Illumina Sequences the First African Human Genome
News Feb 07, 2008
Illumina, Inc. has announced that scientists at the Company have sequenced the genome of an anonymous African male (Yoruba from Ibadan, Nigeria), using the Genome Analyzer. Sequencing of this HapMap sample was conducted internally and marks the first human genome sequence generated exclusively with paired reads of 35 to 50 bases in length, the company says.
According to Illumina, leveraging recent system improvements that increase the throughput and improve the accuracy of the Genome Analyzer, its scientists were able to complete this project in a matter of weeks. More than 95 percent of production runs generated high-quality data with an average of over three billion bases (three Gb) per run.
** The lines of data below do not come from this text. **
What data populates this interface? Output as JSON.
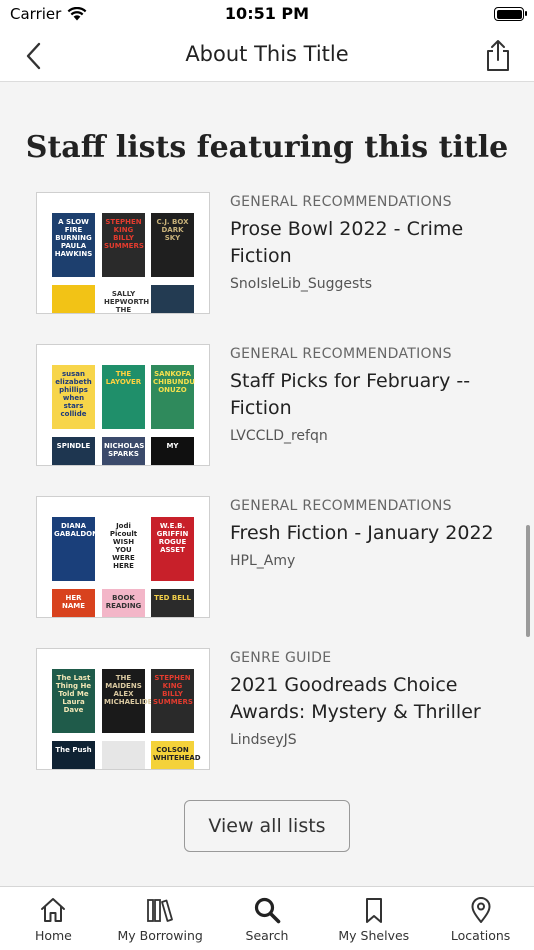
{
  "status_bar": {
    "carrier": "Carrier",
    "time": "10:51 PM"
  },
  "nav": {
    "title": "About This Title"
  },
  "section": {
    "title": "Staff lists featuring this title"
  },
  "lists": [
    {
      "category": "GENERAL RECOMMENDATIONS",
      "title": "Prose Bowl 2022 - Crime Fiction",
      "author": "SnoIsleLib_Suggests",
      "covers": [
        {
          "bg": "#1d3f6e",
          "fg": "#ffffff",
          "text": "A SLOW FIRE BURNING PAULA HAWKINS"
        },
        {
          "bg": "#2a2a2a",
          "fg": "#e23b2e",
          "text": "STEPHEN KING BILLY SUMMERS"
        },
        {
          "bg": "#1f1f1f",
          "fg": "#c8b27a",
          "text": "C.J. BOX DARK SKY"
        },
        {
          "bg": "#f2c316",
          "fg": "#222222",
          "text": ""
        },
        {
          "bg": "#ffffff",
          "fg": "#333333",
          "text": "SALLY HEPWORTH THE"
        },
        {
          "bg": "#233b52",
          "fg": "#ffffff",
          "text": ""
        }
      ]
    },
    {
      "category": "GENERAL RECOMMENDATIONS",
      "title": "Staff Picks for February -- Fiction",
      "author": "LVCCLD_refqn",
      "covers": [
        {
          "bg": "#f7d54a",
          "fg": "#1f3b7a",
          "text": "susan elizabeth phillips when stars collide"
        },
        {
          "bg": "#1f8f6a",
          "fg": "#ffd23f",
          "text": "THE LAYOVER"
        },
        {
          "bg": "#2f8a5c",
          "fg": "#f4e04d",
          "text": "SANKOFA CHIBUNDU ONUZO"
        },
        {
          "bg": "#1e3650",
          "fg": "#ffffff",
          "text": "SPINDLE"
        },
        {
          "bg": "#3b4a6b",
          "fg": "#ffffff",
          "text": "NICHOLAS SPARKS"
        },
        {
          "bg": "#101010",
          "fg": "#ffffff",
          "text": "MY"
        }
      ]
    },
    {
      "category": "GENERAL RECOMMENDATIONS",
      "title": "Fresh Fiction - January 2022",
      "author": "HPL_Amy",
      "covers": [
        {
          "bg": "#1a3f7a",
          "fg": "#ffffff",
          "text": "DIANA GABALDON"
        },
        {
          "bg": "#ffffff",
          "fg": "#222222",
          "text": "Jodi Picoult WISH YOU WERE HERE"
        },
        {
          "bg": "#c8202a",
          "fg": "#ffffff",
          "text": "W.E.B. GRIFFIN ROGUE ASSET"
        },
        {
          "bg": "#d8421e",
          "fg": "#ffffff",
          "text": "HER NAME"
        },
        {
          "bg": "#f3b6c8",
          "fg": "#333333",
          "text": "BOOK READING"
        },
        {
          "bg": "#2b2b2b",
          "fg": "#f3d04a",
          "text": "TED BELL"
        }
      ]
    },
    {
      "category": "GENRE GUIDE",
      "title": "2021 Goodreads Choice Awards: Mystery & Thriller",
      "author": "LindseyJS",
      "covers": [
        {
          "bg": "#1f5b4a",
          "fg": "#f1e6b6",
          "text": "The Last Thing He Told Me Laura Dave"
        },
        {
          "bg": "#1a1a1a",
          "fg": "#d9c8a0",
          "text": "THE MAIDENS ALEX MICHAELIDES"
        },
        {
          "bg": "#2a2a2a",
          "fg": "#e23b2e",
          "text": "STEPHEN KING BILLY SUMMERS"
        },
        {
          "bg": "#0f2233",
          "fg": "#ffffff",
          "text": "The Push"
        },
        {
          "bg": "#e6e6e6",
          "fg": "#c0342a",
          "text": ""
        },
        {
          "bg": "#f4d23a",
          "fg": "#222222",
          "text": "COLSON WHITEHEAD"
        }
      ]
    }
  ],
  "view_all_label": "View all lists",
  "tabs": [
    {
      "label": "Home",
      "icon": "home-icon"
    },
    {
      "label": "My Borrowing",
      "icon": "books-icon"
    },
    {
      "label": "Search",
      "icon": "search-icon"
    },
    {
      "label": "My Shelves",
      "icon": "bookmark-icon"
    },
    {
      "label": "Locations",
      "icon": "location-pin-icon"
    }
  ]
}
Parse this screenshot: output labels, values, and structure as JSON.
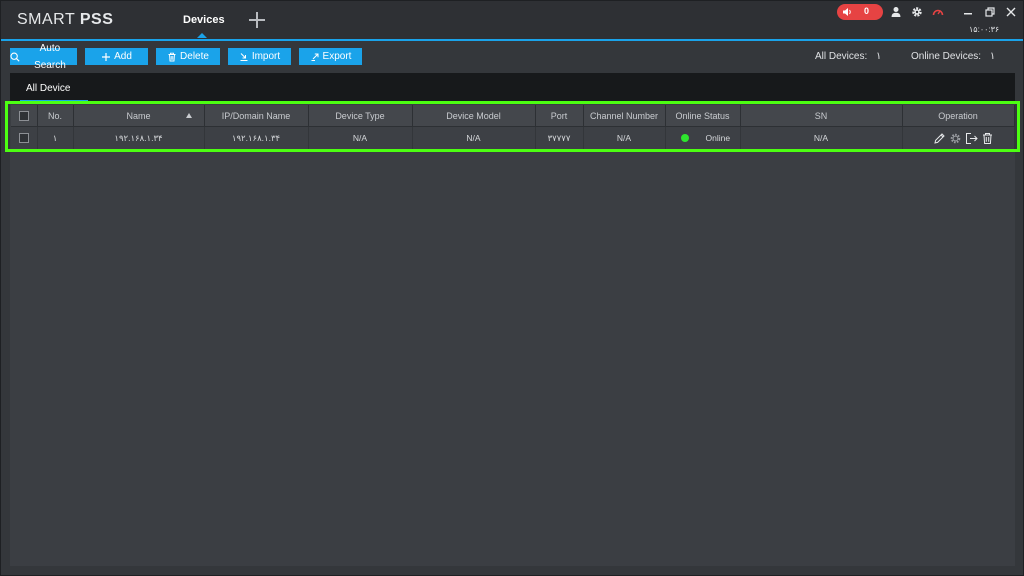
{
  "app": {
    "logo_thin": "SMART ",
    "logo_bold": "PSS",
    "active_tab": "Devices",
    "alarm_count": "0",
    "clock": "۱۵:۰۰:۳۶"
  },
  "toolbar": {
    "auto_search": "Auto Search",
    "add": "Add",
    "delete": "Delete",
    "import": "Import",
    "export": "Export",
    "all_devices_label": "All Devices:",
    "all_devices_count": "۱",
    "online_devices_label": "Online Devices:",
    "online_devices_count": "۱"
  },
  "subtabs": {
    "all_device": "All Device"
  },
  "table": {
    "headers": {
      "no": "No.",
      "name": "Name",
      "ip": "IP/Domain Name",
      "type": "Device Type",
      "model": "Device Model",
      "port": "Port",
      "channel": "Channel Number",
      "status": "Online Status",
      "sn": "SN",
      "operation": "Operation"
    },
    "rows": [
      {
        "no": "۱",
        "name": "۱۹۲.۱۶۸.۱.۳۴",
        "ip": "۱۹۲.۱۶۸.۱.۳۴",
        "type": "N/A",
        "model": "N/A",
        "port": "۳۷۷۷۷",
        "channel": "N/A",
        "status": "Online",
        "sn": "N/A"
      }
    ]
  },
  "colors": {
    "accent": "#1aa3ea",
    "highlight_frame": "#4cff12",
    "online": "#2ee52e",
    "alarm": "#e64343"
  },
  "icons": [
    "speaker-icon",
    "user-icon",
    "gear-icon",
    "speedometer-icon",
    "minimize-icon",
    "restore-icon",
    "close-icon",
    "search-icon",
    "plus-icon",
    "trash-icon",
    "import-icon",
    "export-icon",
    "edit-icon",
    "settings-icon",
    "logout-icon"
  ]
}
This achievement establishes the direct utility of Illumina's sequencing technology for accurately sequencing large and complex genomes.
"This landmark project demonstrates that scientists can use the Genome Analyzer today to economically and rapidly complete large-scale sequencing projects including human genome sequencing," said Jay Flatley, President and Chief Executive Officer of Illumina.
"With this project we have established both the efficacy of our technology to consistently produce large volumes of high-quality data, and the utility of our unique short-insert paired read approach for large-scale sequencing," Flatley added.
Using paired reads primarily from 200 base pair (bp) insert size libraries, supplemented with reads from 2000 bp insert size libraries, Illumina scientists initially conducted 27 runs to generate over 75 Gb of DNA sequence and achieve more than 90 percent coverage of the genome.
An initial analysis yielded over 3.7 million single nucleotide polymorphisms (SNPs), including more than one million novel SNPs. As expected, the remaining SNPs correspond to those found in public databases.
The data generated by the Genome Analyzer shows concordance with those generated using other technologies: of previously known SNPs, Illumina's Genome Analyzer shows both 98 percent concordance with data generated using Illumina's HumanHap550 genotyping BeadChip, as well as with data generated by the HapMap project.
The high concordance rate of SNPs detected by the Genome Analyzer with SNPs detected by independent technologies affirms the accuracy of Illumina's sequencing technology for discovery and validation of polymorphisms.
Additional analysis work is under way using both long- and short-insert read pairs to characterize known and novel structural variation in this genome.
"This study is a testament to the robustness of the system and the speed and economic benefits of Illumina's sequencing technology," said David Bentley, DPhil, Vice President and Chief Scientist at Illumina. "Making whole human genome sequencing routine will enable the study of natural human variation all over the world, and enable the use of medical sequencing at the whole genome level to unravel the full spectrum of mutations, which give rise to cancer."
As the world struggles to meet the increasing demand for energy, coupled with the rising levels of CO2 in the atmosphere from deforestation and the use of fossil fuels, photosynthesis in nature simply cannot keep up with the carbon cycle. In a recent paper, researchers report significant progress in optimizing systems that mimic the first stage of photosynthesis, capturing and harnessing light energy from the sun.